Napoleon's territorial conquests in the Nile delta and the ensuing archaeological discoveries inevitably inspired French ornamentistes such as Charles Percier and Pierre François Léonard Fontaine. The true fashion for all things Egyptian was however ignited by Baron Vivant-Denon's seminal publication, Voyage dans la Basse et la Haute Egypte of 1802. From that moment forwards, 'Egyptomania' reigned supreme and connoisseurs such as John Soane and Thomas Hope led the fashion for the Egyptian taste amongst English aristocratic patrons.
This 'nereid' clock is identical to that signed by the bronzier Claude Galle and the horloger Manière now in the musée de l'Horlogerie, Paris (H. Ottomeyer, P. Pröschel et al., Vergoldete Bronzen, Munich, 1986, vol. I, p. 338, fig. 5.3.6). The Paris clock is signed by them both on the dial - which has been replaced in the Regency period on the Spencer House example. Interestingly, the fashion for 'improving' French movements with Regency replacements was assiduously adopted by another Holland and Daguerre client, George, Prince of Wales, later King George IV.
Claude Galle (1759-1815) of the rue Faubourg Saint-Germain was elected maître in 1786. Galle was one of the pre-eminent bronziers of the Empire period and when his workshop was in full force he is reported to have had over four hundred employees. He received countless commissions from the Garde-Meuble and is known to have supplied bronzes to Compiègne, Versailles and the Grand Trianon - as well as Louis-Alexandre Berthier and the Prince de Wagram for the château de Grosbois.
The clockmaker Charles-Guillaume Manière (maître in 1778) was installed on the rue des Prouvaires in 1781 with his father, then the rue des Merciers in 1789, rue Christine in 1806 and rue Bertin Poire about 1810-12. He was one of the great clockmakers of the Louis XVI and Empire periods and worked for the marchand-mercier Dominique Daguerre and his successor, Martin-Eloi Lignereux.

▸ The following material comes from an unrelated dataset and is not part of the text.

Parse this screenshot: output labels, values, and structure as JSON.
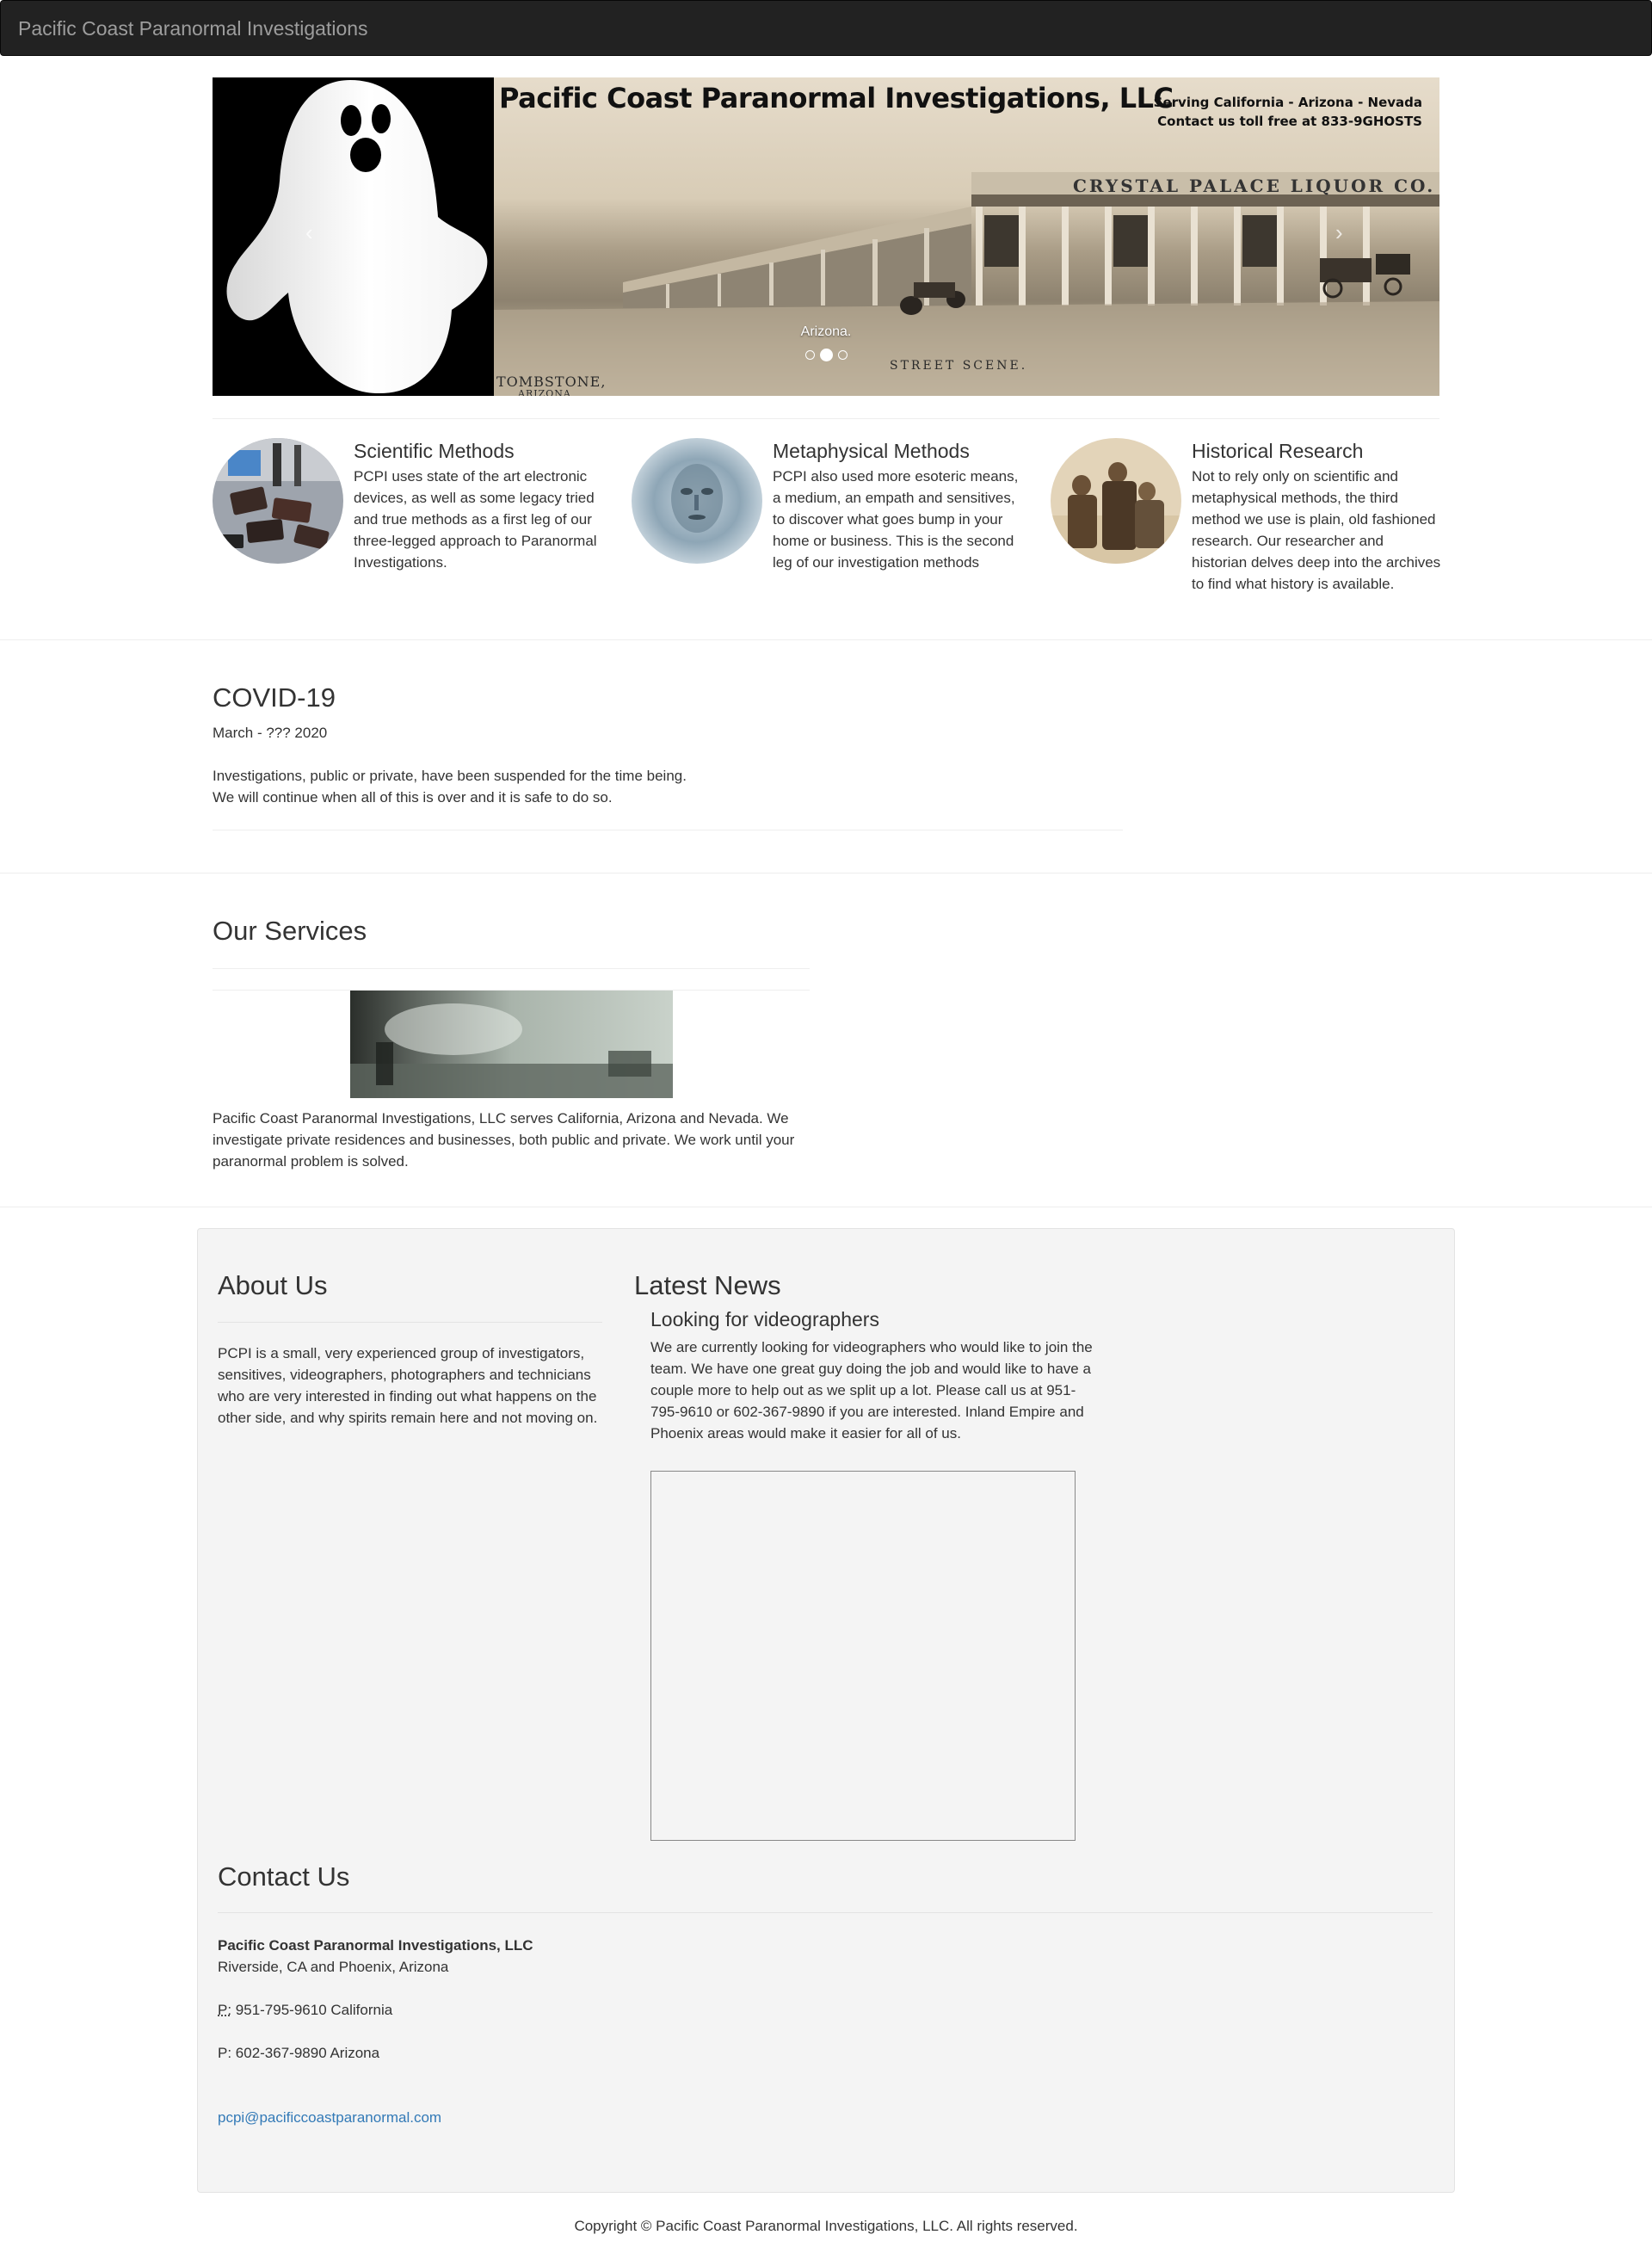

Interestingly, the inventory at the death of Daguerre in 1789 revealed six clocks by Manière of various subjects - and it is almost certainly through Daguerre/Lignereux that this clock was acquired.